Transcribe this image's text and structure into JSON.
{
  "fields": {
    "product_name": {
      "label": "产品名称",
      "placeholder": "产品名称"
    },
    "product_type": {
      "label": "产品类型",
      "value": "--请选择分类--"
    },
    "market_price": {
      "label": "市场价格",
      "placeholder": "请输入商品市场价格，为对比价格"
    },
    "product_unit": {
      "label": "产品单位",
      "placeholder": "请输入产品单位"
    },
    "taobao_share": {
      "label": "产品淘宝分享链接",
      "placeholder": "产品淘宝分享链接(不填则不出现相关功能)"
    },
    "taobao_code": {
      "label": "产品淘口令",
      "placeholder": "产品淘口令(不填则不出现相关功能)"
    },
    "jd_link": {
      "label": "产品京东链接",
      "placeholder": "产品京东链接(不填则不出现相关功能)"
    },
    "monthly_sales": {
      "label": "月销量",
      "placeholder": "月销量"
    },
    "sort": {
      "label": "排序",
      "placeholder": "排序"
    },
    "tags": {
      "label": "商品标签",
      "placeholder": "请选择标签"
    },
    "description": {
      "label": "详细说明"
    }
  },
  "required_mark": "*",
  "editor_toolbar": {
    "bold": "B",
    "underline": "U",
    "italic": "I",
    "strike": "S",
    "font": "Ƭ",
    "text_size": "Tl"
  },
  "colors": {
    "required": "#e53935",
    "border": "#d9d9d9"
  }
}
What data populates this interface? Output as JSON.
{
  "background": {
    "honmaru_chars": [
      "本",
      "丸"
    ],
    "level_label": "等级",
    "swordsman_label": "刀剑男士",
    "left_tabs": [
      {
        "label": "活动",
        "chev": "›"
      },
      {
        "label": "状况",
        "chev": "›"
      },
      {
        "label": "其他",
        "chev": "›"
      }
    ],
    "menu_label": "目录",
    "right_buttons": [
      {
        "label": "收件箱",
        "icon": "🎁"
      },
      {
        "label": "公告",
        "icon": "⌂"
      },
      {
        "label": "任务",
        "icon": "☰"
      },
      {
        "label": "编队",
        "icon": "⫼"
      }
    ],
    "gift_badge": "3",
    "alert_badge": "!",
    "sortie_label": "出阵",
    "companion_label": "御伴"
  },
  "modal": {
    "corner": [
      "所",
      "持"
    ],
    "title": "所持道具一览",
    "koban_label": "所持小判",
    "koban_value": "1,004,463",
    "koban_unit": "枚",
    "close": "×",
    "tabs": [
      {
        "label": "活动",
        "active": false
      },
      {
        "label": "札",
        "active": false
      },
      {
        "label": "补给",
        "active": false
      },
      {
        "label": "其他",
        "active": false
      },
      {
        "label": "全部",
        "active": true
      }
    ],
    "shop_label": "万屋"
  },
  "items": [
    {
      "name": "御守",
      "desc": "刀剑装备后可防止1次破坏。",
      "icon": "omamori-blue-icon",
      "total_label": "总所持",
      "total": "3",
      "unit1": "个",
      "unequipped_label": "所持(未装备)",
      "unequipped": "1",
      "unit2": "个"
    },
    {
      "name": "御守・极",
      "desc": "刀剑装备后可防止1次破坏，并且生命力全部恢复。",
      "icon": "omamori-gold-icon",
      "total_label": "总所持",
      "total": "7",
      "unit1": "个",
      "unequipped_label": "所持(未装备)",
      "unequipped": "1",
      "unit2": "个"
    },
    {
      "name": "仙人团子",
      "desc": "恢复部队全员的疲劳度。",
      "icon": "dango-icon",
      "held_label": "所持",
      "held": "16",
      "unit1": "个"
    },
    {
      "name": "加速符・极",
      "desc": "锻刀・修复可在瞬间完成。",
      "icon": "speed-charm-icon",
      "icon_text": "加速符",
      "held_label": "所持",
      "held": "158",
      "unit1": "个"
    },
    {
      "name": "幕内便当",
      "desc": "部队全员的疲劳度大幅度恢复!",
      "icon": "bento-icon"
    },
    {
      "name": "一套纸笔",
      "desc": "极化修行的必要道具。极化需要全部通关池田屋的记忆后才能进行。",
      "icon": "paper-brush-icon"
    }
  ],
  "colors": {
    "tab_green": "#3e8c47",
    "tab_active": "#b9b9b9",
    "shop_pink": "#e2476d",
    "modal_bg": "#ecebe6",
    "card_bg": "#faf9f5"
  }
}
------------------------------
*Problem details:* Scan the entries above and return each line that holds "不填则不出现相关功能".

*Result for this task:*
      "placeholder": "产品淘宝分享链接(不填则不出现相关功能)"
      "placeholder": "产品淘口令(不填则不出现相关功能)"
      "placeholder": "产品京东链接(不填则不出现相关功能)"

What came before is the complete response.